The Roman calendar is essentially the Julian calendar, but using the Romans' different way of expressing dates. They did not count forwards from the first day of the month, but instead counted downwards towards three marker days in each month. These days were the Kalends, the Nones and the Ides. The Kalends were on the first of the month. The Nones were on the 5th of the month for all months except March, May, July and October, when they were on the 7th. The Ides were always 8 days later than the Nones, i.e. on the 13th or 15th of the month. The intervening days were counted backwards, inclusively, to the next of these main days. So, for example, the 15th of March was the Ides of March, or Idus Martiae. The 14th March was Pridie Idus Martias, or the "day before the ides of March". The 13th was the 3rd day before the Ides, or ante diem III Idus Martias, showing the inclusive nature of Roman counting, i.e. three days before the 15th was the 13th inclusively (13 - 14 - 15).

This system was used for all the three main days of the month, and thus produced something that seems odd to us now. The dates following the Ides of each month refer to the Kalends of the following month, e.g. the 18th December was ante diem XV Kalendas Ianuarias, or "15 days before the Kalends of January", and the year number was incremented accordingly.

These dates were usually abbreviated, e.g.

Idus Martiae = Id. Mart.
Pridie Idus Martias = Prid. Id. Mart.
ante diem III Idus Martias = a.d. III Id. Mart.
ante diem XV Kalendas Ianuarias = A.D. XV Kal. Ian.

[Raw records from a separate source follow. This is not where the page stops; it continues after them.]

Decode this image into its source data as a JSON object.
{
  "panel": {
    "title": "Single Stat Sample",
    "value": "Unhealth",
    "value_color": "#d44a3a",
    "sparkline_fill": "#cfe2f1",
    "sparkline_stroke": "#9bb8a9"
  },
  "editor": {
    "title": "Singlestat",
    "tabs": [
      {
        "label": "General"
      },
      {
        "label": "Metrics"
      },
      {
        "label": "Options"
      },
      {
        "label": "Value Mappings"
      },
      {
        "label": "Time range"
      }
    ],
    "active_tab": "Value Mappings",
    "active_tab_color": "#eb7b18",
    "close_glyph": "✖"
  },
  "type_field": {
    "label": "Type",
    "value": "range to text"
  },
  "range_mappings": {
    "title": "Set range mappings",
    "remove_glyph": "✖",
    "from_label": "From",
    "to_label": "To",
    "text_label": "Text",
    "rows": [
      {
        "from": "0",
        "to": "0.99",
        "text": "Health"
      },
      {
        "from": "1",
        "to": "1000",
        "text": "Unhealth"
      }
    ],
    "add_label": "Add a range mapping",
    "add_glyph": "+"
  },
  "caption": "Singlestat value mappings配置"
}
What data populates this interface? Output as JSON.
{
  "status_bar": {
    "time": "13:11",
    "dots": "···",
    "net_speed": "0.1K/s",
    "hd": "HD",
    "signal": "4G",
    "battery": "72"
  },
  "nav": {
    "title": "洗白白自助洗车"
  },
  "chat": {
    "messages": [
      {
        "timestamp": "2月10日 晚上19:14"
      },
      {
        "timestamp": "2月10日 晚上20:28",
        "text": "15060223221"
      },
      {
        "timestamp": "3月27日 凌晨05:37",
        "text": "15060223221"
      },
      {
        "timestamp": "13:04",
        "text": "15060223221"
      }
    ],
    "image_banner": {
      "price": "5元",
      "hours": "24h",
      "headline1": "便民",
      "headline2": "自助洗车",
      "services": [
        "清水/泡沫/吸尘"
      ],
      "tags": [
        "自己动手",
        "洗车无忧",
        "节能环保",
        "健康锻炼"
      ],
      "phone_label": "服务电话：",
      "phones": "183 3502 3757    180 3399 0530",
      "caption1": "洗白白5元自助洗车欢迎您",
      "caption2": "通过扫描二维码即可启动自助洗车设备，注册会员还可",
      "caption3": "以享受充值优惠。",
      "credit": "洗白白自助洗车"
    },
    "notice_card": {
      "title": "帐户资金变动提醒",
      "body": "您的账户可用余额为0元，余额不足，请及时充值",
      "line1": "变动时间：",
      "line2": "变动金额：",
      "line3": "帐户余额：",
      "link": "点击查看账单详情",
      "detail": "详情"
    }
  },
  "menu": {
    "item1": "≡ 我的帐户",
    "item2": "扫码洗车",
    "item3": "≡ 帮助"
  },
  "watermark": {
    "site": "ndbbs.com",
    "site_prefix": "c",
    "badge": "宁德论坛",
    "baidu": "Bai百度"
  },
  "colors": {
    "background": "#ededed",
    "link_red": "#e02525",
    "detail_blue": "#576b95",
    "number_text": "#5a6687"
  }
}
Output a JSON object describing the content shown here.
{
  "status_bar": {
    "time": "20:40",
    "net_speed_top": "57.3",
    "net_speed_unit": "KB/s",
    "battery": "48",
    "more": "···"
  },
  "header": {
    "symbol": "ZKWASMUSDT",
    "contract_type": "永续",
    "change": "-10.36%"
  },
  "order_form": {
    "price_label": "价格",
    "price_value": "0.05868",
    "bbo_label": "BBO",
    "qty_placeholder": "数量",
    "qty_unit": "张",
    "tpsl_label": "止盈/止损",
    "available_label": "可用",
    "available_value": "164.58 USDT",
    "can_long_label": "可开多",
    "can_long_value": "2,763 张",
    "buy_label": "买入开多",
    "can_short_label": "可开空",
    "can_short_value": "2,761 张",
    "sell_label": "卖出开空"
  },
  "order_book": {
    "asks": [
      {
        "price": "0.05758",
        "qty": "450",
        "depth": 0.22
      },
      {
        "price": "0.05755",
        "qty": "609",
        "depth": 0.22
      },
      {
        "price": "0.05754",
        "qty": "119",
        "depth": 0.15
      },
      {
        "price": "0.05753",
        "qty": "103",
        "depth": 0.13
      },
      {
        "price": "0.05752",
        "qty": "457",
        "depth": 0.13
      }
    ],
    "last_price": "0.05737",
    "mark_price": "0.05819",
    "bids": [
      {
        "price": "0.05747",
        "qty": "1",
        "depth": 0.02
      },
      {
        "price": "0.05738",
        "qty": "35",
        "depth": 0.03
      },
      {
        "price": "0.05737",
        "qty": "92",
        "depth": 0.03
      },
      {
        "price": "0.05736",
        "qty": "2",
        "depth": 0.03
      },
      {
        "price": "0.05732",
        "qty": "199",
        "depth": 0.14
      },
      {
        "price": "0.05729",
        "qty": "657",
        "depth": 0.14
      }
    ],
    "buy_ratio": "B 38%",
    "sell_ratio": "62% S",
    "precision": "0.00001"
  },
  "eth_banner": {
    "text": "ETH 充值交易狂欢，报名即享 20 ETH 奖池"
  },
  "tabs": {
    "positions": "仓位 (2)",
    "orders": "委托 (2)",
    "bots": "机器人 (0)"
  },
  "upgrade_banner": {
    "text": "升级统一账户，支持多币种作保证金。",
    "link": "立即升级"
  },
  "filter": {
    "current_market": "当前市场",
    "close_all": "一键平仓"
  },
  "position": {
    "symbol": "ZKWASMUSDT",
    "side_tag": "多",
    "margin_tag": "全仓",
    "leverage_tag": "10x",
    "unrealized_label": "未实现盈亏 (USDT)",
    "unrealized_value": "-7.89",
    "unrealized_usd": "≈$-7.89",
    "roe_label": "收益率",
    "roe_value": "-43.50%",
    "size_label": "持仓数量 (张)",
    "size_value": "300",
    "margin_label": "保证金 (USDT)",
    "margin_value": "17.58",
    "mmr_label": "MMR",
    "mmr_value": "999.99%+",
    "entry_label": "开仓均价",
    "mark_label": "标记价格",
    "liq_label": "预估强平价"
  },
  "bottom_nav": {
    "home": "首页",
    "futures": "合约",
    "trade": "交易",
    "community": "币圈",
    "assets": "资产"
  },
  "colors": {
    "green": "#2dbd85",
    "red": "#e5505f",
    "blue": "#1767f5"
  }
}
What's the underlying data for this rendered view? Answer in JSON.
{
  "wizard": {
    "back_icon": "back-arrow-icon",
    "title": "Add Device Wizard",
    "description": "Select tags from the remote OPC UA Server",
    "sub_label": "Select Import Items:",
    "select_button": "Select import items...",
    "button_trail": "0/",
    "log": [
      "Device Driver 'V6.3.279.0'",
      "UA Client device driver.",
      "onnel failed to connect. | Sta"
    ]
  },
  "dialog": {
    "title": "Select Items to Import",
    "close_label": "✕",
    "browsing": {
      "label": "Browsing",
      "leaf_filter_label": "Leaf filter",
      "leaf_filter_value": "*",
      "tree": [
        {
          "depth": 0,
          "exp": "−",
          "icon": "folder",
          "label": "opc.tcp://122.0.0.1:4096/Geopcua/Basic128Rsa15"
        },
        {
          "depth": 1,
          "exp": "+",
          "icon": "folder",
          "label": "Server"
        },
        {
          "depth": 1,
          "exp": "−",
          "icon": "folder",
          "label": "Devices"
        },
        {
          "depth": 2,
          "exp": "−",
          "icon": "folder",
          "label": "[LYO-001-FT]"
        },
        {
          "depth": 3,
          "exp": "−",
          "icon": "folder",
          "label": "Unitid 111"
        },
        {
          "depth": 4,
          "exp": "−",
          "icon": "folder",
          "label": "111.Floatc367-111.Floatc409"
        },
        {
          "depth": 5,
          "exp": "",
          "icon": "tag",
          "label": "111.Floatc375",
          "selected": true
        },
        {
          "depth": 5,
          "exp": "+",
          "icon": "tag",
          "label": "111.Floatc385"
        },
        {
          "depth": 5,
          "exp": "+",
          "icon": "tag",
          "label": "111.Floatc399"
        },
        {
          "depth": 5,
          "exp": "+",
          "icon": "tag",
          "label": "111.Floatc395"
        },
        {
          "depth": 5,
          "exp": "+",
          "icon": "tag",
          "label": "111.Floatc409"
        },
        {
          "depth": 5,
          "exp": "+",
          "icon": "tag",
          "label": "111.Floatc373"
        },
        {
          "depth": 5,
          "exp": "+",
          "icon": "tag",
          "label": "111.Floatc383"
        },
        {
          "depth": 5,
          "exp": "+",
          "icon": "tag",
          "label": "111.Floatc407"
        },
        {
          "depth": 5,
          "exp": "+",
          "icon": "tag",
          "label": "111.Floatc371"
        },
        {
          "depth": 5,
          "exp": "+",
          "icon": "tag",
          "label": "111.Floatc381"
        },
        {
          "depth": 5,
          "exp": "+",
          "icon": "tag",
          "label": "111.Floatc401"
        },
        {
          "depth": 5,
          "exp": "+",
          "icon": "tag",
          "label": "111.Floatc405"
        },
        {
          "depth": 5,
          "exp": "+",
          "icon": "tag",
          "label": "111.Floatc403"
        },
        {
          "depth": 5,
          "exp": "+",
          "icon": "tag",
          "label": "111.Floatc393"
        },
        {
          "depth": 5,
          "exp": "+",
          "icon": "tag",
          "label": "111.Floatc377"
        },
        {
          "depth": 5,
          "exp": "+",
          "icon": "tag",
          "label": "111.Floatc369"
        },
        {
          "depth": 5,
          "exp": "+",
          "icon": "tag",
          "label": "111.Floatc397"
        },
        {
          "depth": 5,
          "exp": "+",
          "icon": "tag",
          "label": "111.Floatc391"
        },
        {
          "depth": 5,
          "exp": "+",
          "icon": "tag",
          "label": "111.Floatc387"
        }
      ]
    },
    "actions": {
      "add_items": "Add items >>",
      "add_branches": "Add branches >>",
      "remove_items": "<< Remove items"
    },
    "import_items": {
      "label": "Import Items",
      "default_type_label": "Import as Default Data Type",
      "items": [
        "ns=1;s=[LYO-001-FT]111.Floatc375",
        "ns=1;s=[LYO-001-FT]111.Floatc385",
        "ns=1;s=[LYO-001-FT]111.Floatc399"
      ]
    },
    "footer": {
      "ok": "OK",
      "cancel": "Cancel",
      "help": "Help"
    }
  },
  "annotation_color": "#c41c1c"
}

These abbreviations are used for the Roman date on the main calendar page.

Nundinal letters and market days

In the Roman calendar, the nundinal letter was like an equivalent of the modern days of the week, except with eight days instead of seven. Each day was lettered successively from A to H. Every eighth day (ninth day using the Roman inclusive counting system, hence the word nundinal) was a market day, which was a special day in Roman times, so wthhin a particular year the market days all had the same nundinal letter, and that letter was designated as the nunidanl letter for that year. Each date had the same nundinal letter from one year to the next, because the sequence was reset to 'A' at the beginning of the year. This meant that, applying the strict eight-day rule for market days, the letter for the market day changed from one year to the next. So, for instance, in 2007 the market day letter is 'H', which means that the last market day of the year would have been 26th December. The next market day would be 3rd January, so the market day letter for 2008 would be 'C'.

Leap years

In leap years, the 6th day before the Kalends of March (a.d. VI Kal. Mart.) was effectivley doubled, hence why a leap year is often called a bissextile year. Effectively, the 24th of February in a leap year is inserted, thus pushing the remaining days of that month back by one day. The 25th, then, has the same nundinal letter as the 24th, and the remaining dates have their correct nundinal letters. So, for instance, Prid. Mart. always has nunindal letter 'C', even though in our modern calendar it is 28th February in a normal year, and 29th February in a leap year. To the Romans they were the same date. In the calendar, the second of these days is labelled bis, i.e. a.d. (bis) VI Kal. Mart.


The epoch for the year that has been used here is 753 B.C.E., which is the most favoured date for the foundation of the city of Rome, thus 2007 C.E. is the year 2760 A.U.C. (ab urbe condita - "since the foundation of the city").